    I’m walking down a winding road that leads away from the Armenian genocide memorial on the top of Tsitsernakaberd hill, which overlooks the city of Yerevan. The memorial commemorates the 1915 massacre of 1.5 million ethnic Armenians by the Ottoman Empire.

    A battered 1980’s Lada pulls over and offers me a lift back into the city. As ever with these chance, serendipitous offerings, I do of course oblige.

    ‘Roman’ is the name of the driver – sun-kissed, weather-beaten skin and bony knuckles, he has dirt under his fingernails and speaks with a rusty voice. His girlfriend, sitting in the back of the car, translates as our conversation quickly turns to the revolution. Roman isn’t one of the liberal upstarts. He’s a die-hard Armenian patriot.

    “We cannot trust anyone where we are in the world,” he says. “With Turkey to the West and Azerbaijan to the East, with are trapped.”

    For Roman, 2018 was an ideological struggle to ensure Armenian independence, rather than seize grand ambitions to further liberalise the market economy. His revolution in 2018 was about Armenia’s history, not necessarily its future.

    And yet for the country’s Generation Z, the future of the country is all that matters. They want social and economic liberalism, they want choice, Western indulgence and debauchery, and dare I say it, they want to be European Union members.

    But Brussels is not best pleased with what it has seen this week in Tavush province. “The EU urges both sides to stop the armed confrontation, refrain from action and rhetoric that provokes tension, and undertake immediate measures to prevent further escalation,” a statement from the EU’s foreign affairs branch read this week, calling for diplomatic efforts to be pursued as part of the Organization for Security and Co-operation in Europe Minsk Group.

    A de-escalation in tensions is, however, unlikely at this stage. Yerevan has fears that Azerbaijanis have a taste for blood. On Thursday in Baku, protesters marched through the streets, demanding the government deploy the army and announce War on Armenia.

    “What scares us is the people of Baku taking to the streets and calling for War,” one Yerevan resident told me on Friday morning. “We are afraid that this could press the government into doing something that may completely destabilise the region.”

    And indeed, the Azerbaijanis are not holding back. Defense Ministry spokesman Vagif Dargyakhly said on Thursday that his country might target an Armenian nuclear power plant, should Yerevan launch a strategic attack on a water reservoir in Azerbaijan.

    So, while EU leaders in Brussels on Friday night engage in their own political skirmishes, the threat of full-blown war on Europe’s eastern flank is flaring up a rash that could leave a permanent bruise on the continent, unless a solution can soon be found.

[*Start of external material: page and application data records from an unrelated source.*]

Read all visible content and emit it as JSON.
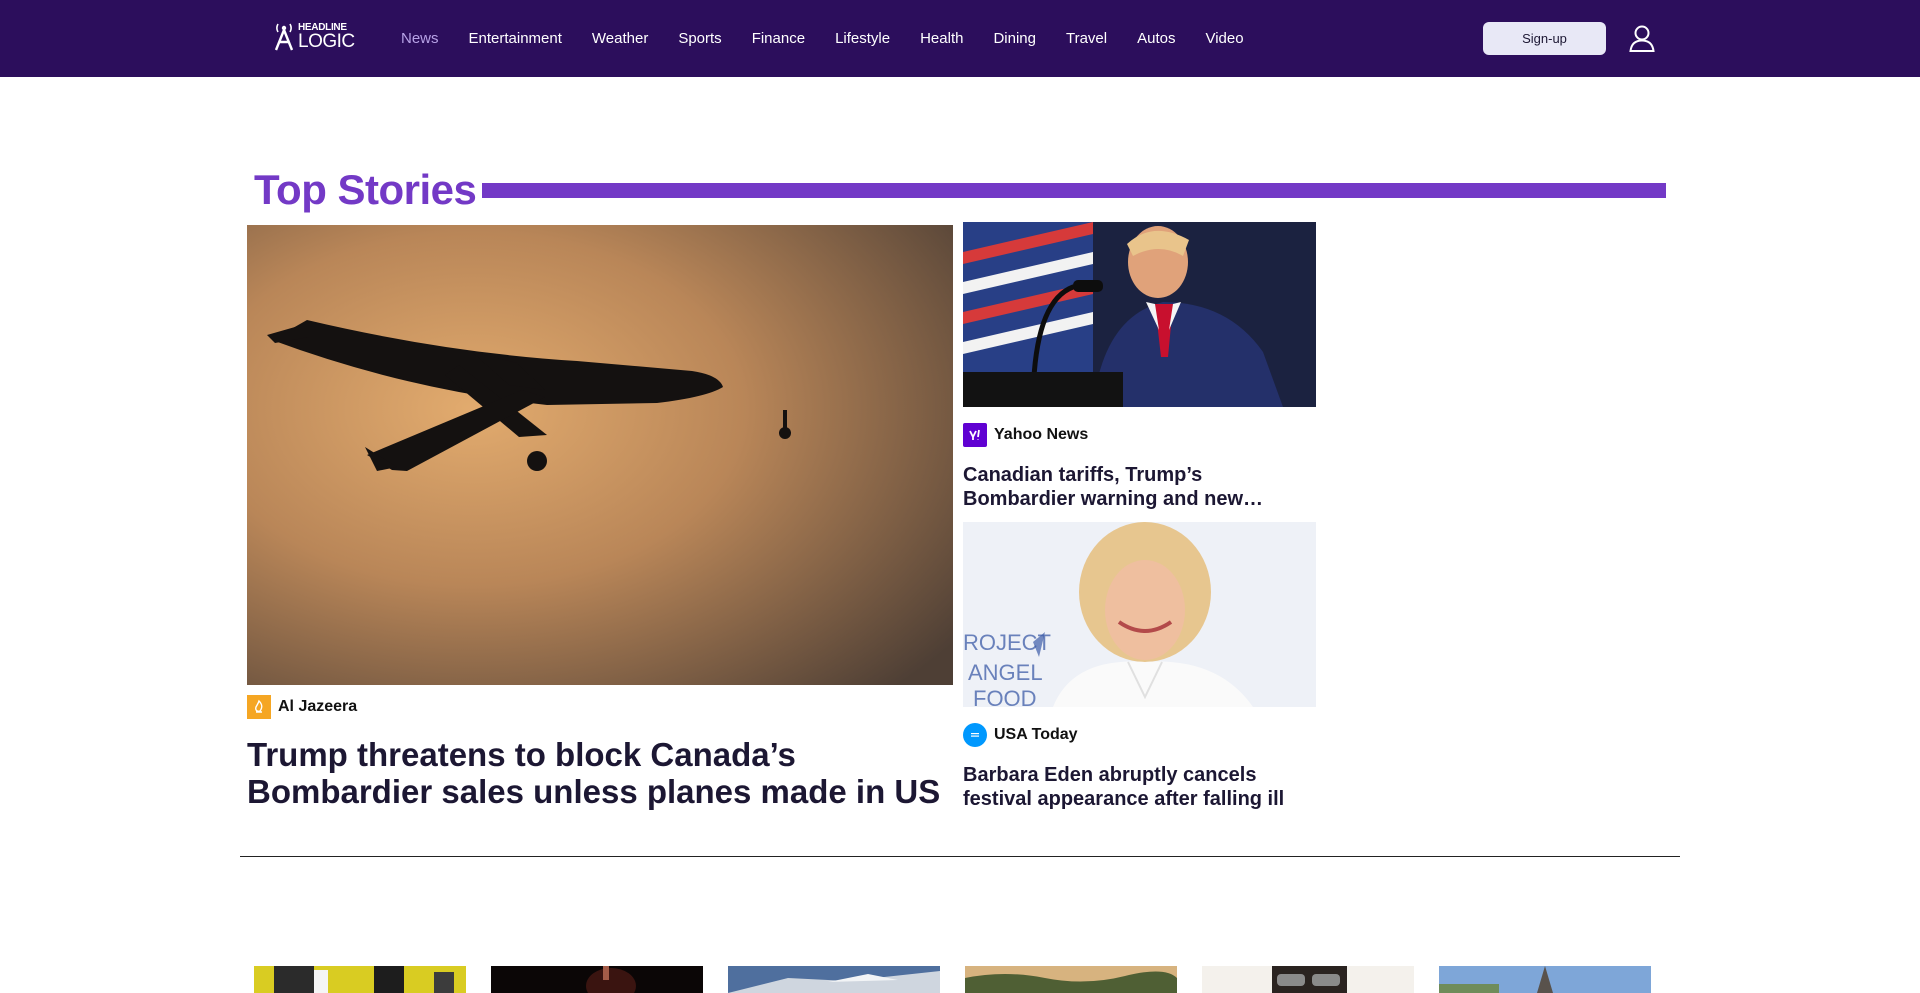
{
  "header": {
    "logo_top": "HEADLINE",
    "logo_bottom": "LOGIC",
    "nav": [
      "News",
      "Entertainment",
      "Weather",
      "Sports",
      "Finance",
      "Lifestyle",
      "Health",
      "Dining",
      "Travel",
      "Autos",
      "Video"
    ],
    "active_nav": "News",
    "signup_label": "Sign-up",
    "user_icon": "user-icon"
  },
  "top_stories": {
    "title": "Top Stories",
    "accent_color": "#7339c6",
    "main": {
      "source": "Al Jazeera",
      "source_icon": "al-jazeera-logo",
      "headline": "Trump threatens to block Canada’s Bombardier sales unless planes made in US",
      "image": "plane-silhouette-photo"
    },
    "side": [
      {
        "source": "Yahoo News",
        "source_icon": "yahoo-logo",
        "headline": "Canadian tariffs, Trump’s Bombardier warning and new…",
        "image": "trump-podium-photo"
      },
      {
        "source": "USA Today",
        "source_icon": "usa-today-logo",
        "headline": "Barbara Eden abruptly cancels festival appearance after falling ill",
        "image": "barbara-eden-photo"
      }
    ]
  },
  "more_stories": {
    "thumbnails": [
      "football-photo",
      "concert-photo",
      "mountain-photo",
      "lake-photo",
      "portrait-photo",
      "eiffel-tower-photo"
    ]
  },
  "colors": {
    "header_bg": "#2c0e5c",
    "nav_active": "#b7a2e6",
    "headline": "#1c1733"
  }
}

    BRUSSELS BEHIND THE SCENES is a weekly newsletter which brings the untold stories about the characters driving the policies affecting our lives. Analysis not found anywhere else, The Brussels Times’ Samuel Stolton helps you make sense of what is happening in Brussels. If you want to receive Brussels behind the scenes straight to your inbox every week, subscribe to the newsletter here.